Activity: Among the entries below, find all lines that include "icon" and copy them.

Entries from a dataset of interfaces
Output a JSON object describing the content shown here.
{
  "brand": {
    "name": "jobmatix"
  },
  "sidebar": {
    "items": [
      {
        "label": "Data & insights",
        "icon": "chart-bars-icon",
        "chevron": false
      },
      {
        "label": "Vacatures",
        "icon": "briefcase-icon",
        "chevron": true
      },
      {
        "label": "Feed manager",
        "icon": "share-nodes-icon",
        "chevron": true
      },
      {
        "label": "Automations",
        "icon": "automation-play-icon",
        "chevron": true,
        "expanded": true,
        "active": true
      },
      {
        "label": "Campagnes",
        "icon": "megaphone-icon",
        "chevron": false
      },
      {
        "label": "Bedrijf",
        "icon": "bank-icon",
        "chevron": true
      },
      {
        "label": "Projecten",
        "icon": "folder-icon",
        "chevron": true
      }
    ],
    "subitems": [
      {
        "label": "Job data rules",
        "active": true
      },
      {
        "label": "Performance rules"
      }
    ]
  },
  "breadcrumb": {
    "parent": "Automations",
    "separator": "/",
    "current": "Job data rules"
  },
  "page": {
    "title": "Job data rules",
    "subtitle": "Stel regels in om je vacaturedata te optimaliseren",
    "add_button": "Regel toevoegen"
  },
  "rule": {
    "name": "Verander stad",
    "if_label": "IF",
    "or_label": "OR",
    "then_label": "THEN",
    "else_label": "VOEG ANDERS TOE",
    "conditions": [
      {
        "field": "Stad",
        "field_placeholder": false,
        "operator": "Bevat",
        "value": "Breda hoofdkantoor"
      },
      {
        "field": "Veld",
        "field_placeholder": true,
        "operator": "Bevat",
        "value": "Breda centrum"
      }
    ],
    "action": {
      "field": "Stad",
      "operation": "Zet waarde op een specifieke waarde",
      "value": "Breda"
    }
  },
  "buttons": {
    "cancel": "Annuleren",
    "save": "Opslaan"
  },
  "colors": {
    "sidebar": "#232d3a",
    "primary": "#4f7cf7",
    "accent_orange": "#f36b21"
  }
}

Written reply:
        "icon": "chart-bars-icon",
        "icon": "briefcase-icon",
        "icon": "share-nodes-icon",
        "icon": "automation-play-icon",
        "icon": "megaphone-icon",
        "icon": "bank-icon",
        "icon": "folder-icon",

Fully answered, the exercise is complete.